“I said, ‘How about every other week?’ ” Jackson said, laughing.

Actually, it might not be that tough. With three governing bodies, there are 47 world champions. And through January, the Forum did hold a title fight in 10 of the preceding 11 months.

“The one thing we haven’t done is a heavyweight championship fight, and that’s on our hit list, too,” Jackson said. “We feel there are a lot of boxing fans in Southern California who don’t go to the fights. If we had a heavyweight title fight here, we think it would do a lot toward getting them into the Forum.”

For now, Buss said, he’s conceding heavyweight title fights to Nevada and Atlantic City casinos, but when the pay-per-view potential is fully realized, he said, all bets are off.


“The site fee for a major heavyweight title fight would be around $11 million,” Buss said. “To get that back, we’d have to have an average ticket price of $650. So in reality, we can’t compete yet with Las Vegas and Atlantic City.

“However, as pay per view expands and income potential there grows, the site fee becomes less and less significant. I think at that point, fighters like Mike Tyson (this was before Buster Douglas upset Tyson in Tokyo) would love to fight here, or even in New York.”

Said Jackson: “Look at the number of people today who order pay-per-view boxing shows. We’d like to get more of those people in the Forum. We think if we can market ourselves directly to them, we could double our attendance.

“We’re very proud of what we’ve done here. If we do 12 world title fights this year . . . who else did that? No one.”


Jackson and Curtis believe that if Paez bounces back from his rocky performance against Dorsey and does well the rest of the year, he could be the Forum’s first PPV meal ticket.

In any event, Forum boxing numbers are rising. Since 1986, Forum dates have risen from 16 to 22 a year. And when the Forum began its boxing tournaments in 1982, $40,000 was the winner’s purse. Now, it’s $100,000.
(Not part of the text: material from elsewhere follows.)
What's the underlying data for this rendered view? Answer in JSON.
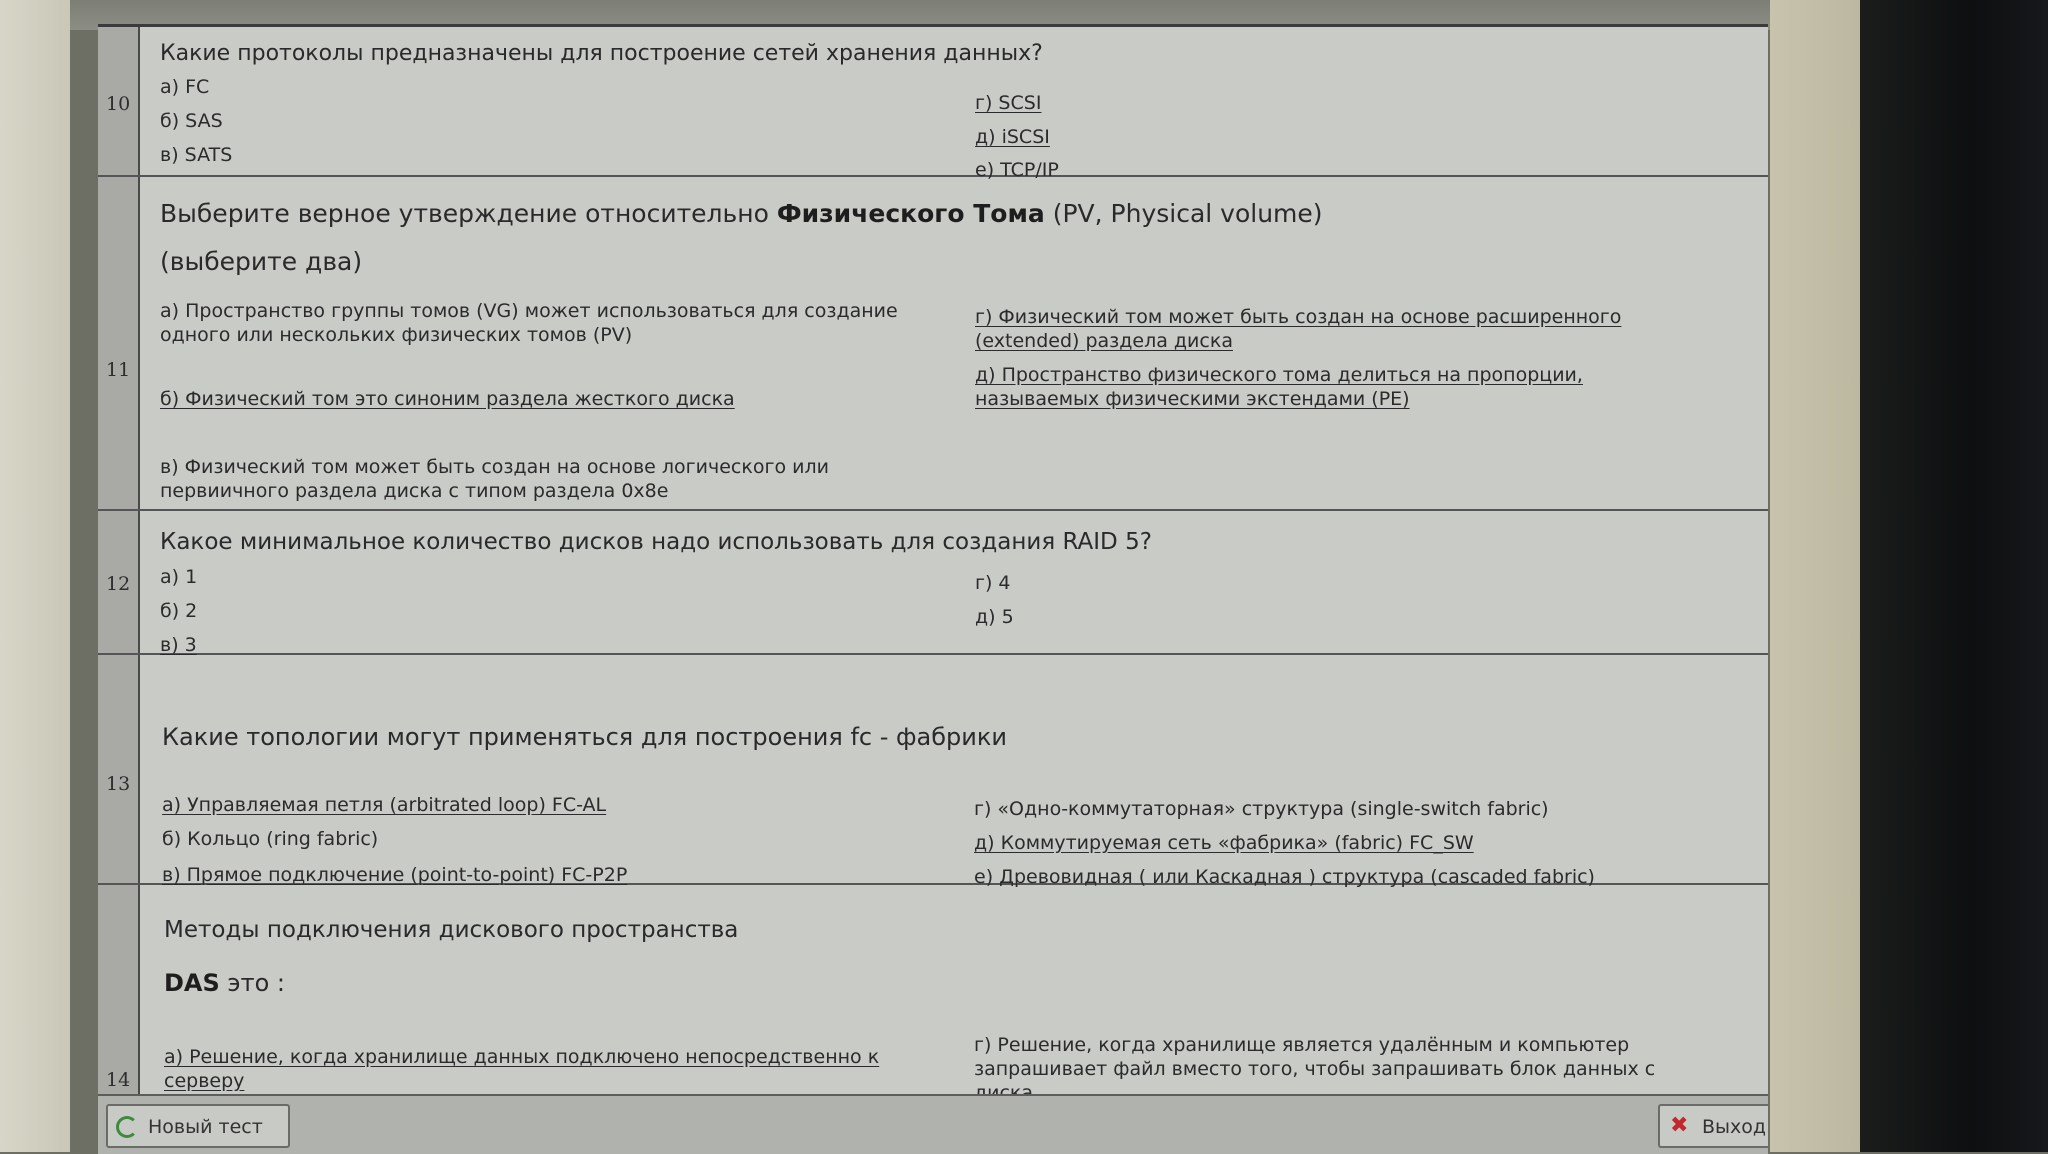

For several years, after Buss bought the place from Cooke, there was no boxing at the Forum. He started boxing again in 1982.

Curtis, the matchmaker, was born in Colon, Panama, then moved to New York when he was 15. His father was a New York City police detective and a fight fan.


Curtis is focusing on putting heavyweights on the Forum marquee, such as former IBF champion Tony Tucker, who was on last Thursday’s card. Another former heavyweight champion, WBA version, Michael Dokes, has also fought recently at the Forum.

“We’d like to match those two here,” Curtis said. “It’d be tough, but we can do it. We’d love it if both of them develop a following here. And we’ve got a young heavyweight just starting out, David Dixon (also on last Thursday’s card), who we think can be pretty good.”


A look at Forum boxing dates and attendance.


Average Year Shows Attendance 1967-68 1 16,595 1968-69 7 11,588 1969-70 7 14,472 1970-71 9 9,777 1971-72 21 4,937 1972-73 13 5,836 1973-74 7 9,729 1974-75 7 10,067 1975-76 9 7,989 1976-77 4 10,692 1977-78 4 5,770 1978-79 2 12,616 1979-80 3 5,919 1980-81 11 3,362 1981-82 -- -- 1982-83 11 3,692 1983-84 12 3,701 1984-85 13 4,545 1985-86 16 4,711 1986-87 18 4,306 1987-88 18 4,469 1988-89 20 4,628 1989-90 15 5,688

Years shown are fiscal years. Also, attendance data for 1970 through 1984 includes some closed-circuit TV shows. Forum has scheduled 22 boxing dates for calendar 1990.